What Dow Knows (But Won't Tell)
At this week's annual stockholder meeting, Dow Chemical will surely tout the fact that its stock has outperformed the S&P 500 for the better part of the last five years. But can a company as environmentally burdened as Dow keep it up? Dow is being sued in the U.S. and overseas for environmental damages that stem from both its core products and from the toxic chemicals that are byproducts of its big manufacturing processes.
Take Dow's dioxin liabilities. Dioxins, which are a byproduct of production of some Dow chemicals, are known to cause cancer, immune suppression, reproductive, developmental and liver damage. A class action lawsuit by Michigan residents is seeking compensation for the contamination. Residents in the region are asserting approximately $100 million in property damages and seeking medical monitoring. The medical monitoring claim is now before the Michigan Supreme Court.
Dioxin is also a severe problem in Agent Orange hotspots including Vietnam, New Zealand and Australia, where the Dow-produced herbicide was sprayed as a lethal war defoliant and released at manufacturing facilities. Roughly 100,000 claims of Agent Orange exposure-related health problems by U.S. veterans have been filed with the government since 2000. U.S. and Vietnamese veterans and their families are suing Dow for compensation.
The unfinished legacy of the 1985 Union Carbide chemical factory explosion in Bhopal, India became Dow's problem when it acquired Carbide in 2001. One hundred and fifty thousand survivors and residents of Bhopal are still suffering from the after-effects of that explosion, which has killed 20,000 people to date. These survivors are seeking additional compensation and the environmental cleanup that was never performed.
But it's not just Dow's past that should make investors, by nature a nervous bunch, more nervous. Developing legal and public policy trends raise a big question mark as to whether Dow's reliance on organochlorine chemistry is the way to go in the 21st century. Just last month a landmark U.S. Supreme Court decision, Bates v. Dow Agrosciences, affirmed the right of citizens to sue chemical manufacturers for harm caused by their pesticides. Thousands of people harmed by pesticides will now be able to hold pesticide companies accountable in state courts for making and distributing dangerous chemicals.
In the last 15 years, Dow has already been sued in 300 lawsuits claiming damage from Dursban (the trade name for the neurotoxic pesticide chlorpyrifos), which can cause respiratory paralysis, convulsions, nausea, headaches and other symptoms with acute exposure. Last year, the Centers for Disease Control (CDC) reported that 93 percent of the U.S. population had this chemical in their bodies and one market analysis indicates that Dow Chemical likely contributed at least 80 percent of public exposure to chlorpyrifos.
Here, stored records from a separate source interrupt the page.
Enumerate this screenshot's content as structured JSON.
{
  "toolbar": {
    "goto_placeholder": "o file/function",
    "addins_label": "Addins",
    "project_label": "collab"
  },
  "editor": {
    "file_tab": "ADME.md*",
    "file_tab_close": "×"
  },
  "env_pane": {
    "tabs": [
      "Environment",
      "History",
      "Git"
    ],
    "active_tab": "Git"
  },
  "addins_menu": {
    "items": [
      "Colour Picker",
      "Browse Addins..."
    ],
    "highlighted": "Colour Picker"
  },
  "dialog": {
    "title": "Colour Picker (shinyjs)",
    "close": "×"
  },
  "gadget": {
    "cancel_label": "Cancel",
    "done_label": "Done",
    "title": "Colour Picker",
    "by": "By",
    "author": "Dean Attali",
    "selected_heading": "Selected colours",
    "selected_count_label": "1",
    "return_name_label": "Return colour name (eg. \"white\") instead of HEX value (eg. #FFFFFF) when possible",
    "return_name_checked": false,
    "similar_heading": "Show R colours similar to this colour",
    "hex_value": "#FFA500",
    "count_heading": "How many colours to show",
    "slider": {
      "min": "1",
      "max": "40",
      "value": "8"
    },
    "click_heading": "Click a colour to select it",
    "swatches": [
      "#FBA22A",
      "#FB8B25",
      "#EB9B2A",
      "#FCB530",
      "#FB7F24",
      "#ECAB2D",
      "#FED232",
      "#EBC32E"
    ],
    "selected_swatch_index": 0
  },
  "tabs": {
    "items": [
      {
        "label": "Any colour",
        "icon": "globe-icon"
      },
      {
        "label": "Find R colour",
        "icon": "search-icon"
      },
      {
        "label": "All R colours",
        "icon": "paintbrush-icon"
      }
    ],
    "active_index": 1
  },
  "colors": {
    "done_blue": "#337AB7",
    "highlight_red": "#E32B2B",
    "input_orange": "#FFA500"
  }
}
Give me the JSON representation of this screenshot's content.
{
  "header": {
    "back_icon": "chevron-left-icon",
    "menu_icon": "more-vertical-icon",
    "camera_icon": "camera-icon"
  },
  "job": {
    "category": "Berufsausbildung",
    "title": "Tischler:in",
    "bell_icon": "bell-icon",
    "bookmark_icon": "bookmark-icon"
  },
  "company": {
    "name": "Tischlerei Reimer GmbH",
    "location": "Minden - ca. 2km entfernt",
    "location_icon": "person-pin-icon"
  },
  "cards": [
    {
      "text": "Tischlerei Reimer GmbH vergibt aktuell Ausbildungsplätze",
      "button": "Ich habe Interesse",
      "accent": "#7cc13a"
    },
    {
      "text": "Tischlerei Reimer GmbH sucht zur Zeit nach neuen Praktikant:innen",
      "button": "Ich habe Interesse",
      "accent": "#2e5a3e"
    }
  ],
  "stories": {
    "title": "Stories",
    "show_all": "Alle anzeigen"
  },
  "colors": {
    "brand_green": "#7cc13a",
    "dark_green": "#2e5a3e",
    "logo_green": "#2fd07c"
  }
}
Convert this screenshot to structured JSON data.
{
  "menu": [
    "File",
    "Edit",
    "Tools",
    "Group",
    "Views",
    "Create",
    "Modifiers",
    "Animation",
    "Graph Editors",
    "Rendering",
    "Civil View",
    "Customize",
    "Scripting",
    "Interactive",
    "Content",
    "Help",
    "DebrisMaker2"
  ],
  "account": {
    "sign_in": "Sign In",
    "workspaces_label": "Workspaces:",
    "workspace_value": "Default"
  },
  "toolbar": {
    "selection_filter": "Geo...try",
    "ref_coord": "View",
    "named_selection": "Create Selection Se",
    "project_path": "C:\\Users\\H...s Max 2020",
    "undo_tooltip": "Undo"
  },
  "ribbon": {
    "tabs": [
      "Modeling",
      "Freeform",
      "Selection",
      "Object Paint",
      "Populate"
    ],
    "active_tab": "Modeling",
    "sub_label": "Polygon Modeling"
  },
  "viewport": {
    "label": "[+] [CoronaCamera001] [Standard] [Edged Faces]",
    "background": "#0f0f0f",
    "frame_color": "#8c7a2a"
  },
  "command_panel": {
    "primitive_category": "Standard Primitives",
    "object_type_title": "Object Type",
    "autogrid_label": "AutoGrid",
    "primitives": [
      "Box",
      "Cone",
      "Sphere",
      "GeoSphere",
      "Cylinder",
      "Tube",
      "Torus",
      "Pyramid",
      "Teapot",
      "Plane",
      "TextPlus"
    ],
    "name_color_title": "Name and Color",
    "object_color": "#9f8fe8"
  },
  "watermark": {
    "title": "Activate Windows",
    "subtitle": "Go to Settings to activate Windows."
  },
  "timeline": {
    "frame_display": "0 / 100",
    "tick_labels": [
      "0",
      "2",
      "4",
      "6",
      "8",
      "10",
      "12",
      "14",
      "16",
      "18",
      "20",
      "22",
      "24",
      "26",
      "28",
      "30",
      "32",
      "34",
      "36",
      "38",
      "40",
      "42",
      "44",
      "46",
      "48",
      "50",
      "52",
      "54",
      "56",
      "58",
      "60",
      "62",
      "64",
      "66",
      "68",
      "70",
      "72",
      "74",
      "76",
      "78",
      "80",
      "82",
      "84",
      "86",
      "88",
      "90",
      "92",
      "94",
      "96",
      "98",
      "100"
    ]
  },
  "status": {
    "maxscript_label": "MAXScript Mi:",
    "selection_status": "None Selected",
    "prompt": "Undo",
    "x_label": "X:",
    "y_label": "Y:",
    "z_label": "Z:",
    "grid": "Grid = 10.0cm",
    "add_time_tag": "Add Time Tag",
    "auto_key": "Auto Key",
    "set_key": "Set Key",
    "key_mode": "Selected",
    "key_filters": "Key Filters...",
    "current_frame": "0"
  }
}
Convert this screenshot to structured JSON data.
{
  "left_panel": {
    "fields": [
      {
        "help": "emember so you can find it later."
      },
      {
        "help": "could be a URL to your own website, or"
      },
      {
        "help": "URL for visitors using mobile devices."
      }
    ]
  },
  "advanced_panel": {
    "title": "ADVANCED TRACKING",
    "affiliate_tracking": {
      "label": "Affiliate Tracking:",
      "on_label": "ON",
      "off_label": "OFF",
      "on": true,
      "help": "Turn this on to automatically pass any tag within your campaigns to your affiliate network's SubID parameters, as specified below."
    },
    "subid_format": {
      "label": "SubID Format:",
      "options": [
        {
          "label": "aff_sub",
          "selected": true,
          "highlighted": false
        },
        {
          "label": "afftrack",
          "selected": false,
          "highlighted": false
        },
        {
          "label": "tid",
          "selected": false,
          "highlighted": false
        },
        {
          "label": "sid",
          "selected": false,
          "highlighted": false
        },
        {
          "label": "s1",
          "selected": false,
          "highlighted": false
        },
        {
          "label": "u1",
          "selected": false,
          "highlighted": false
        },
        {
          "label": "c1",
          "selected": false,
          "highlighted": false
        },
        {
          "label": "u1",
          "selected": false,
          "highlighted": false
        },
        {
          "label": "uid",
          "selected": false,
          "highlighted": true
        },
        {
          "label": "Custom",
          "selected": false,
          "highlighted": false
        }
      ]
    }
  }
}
Just over the horizon is the European Union's REACH (Registration, Evaluation, and Authorization of Chemicals) policy, which will require chemical companies to provide data on their products including toxicity and exposure to humans and the environment. Toxic chemicals must be registered, and the worst could be restricted in favor of safer alternatives. Some industry associations suggest that up to 20 percent of chemicals on the market will be discontinued. Approximately one-third of Dow's revenues are derived from Europe. Other international documents such as the Great Lakes Water Quality Agreement and the Stockholm Persistent Organic Pollutants Treaty are paving the way for the elimination or restriction of certain chemicals that Dow produces. Dow appears to be bound for a head-on collision course with changing public policies.
Incredibly, Dow's filings with the Securities and Exchange Commission fail to mention any of these factors except the Dursban suits. The SEC requires discussion of "any known trends, demands, commitments, events or uncertainties" that are "reasonably likely" to have a material effect on the bottom line. Unfortunately, the Commission is notorious for failing to enforce these rules.
Dow is already expending hundreds of millions of dollars on environmental liabilities and the future looks like more of the same. This week, shareholders will vote on a resolution that asks the company to 1) account to investors for the impacts of changing science and new public policies that are increasingly targeting chlorpyrifos, dioxins and other persistent bio-accumulative toxics associated with Dow products; and 2) provide a plan for phase-out of products targeted by public policymakers in the U.S. and Europe.
Dow has to be thinking about these things, and it's time to disclose its plans to shareholders.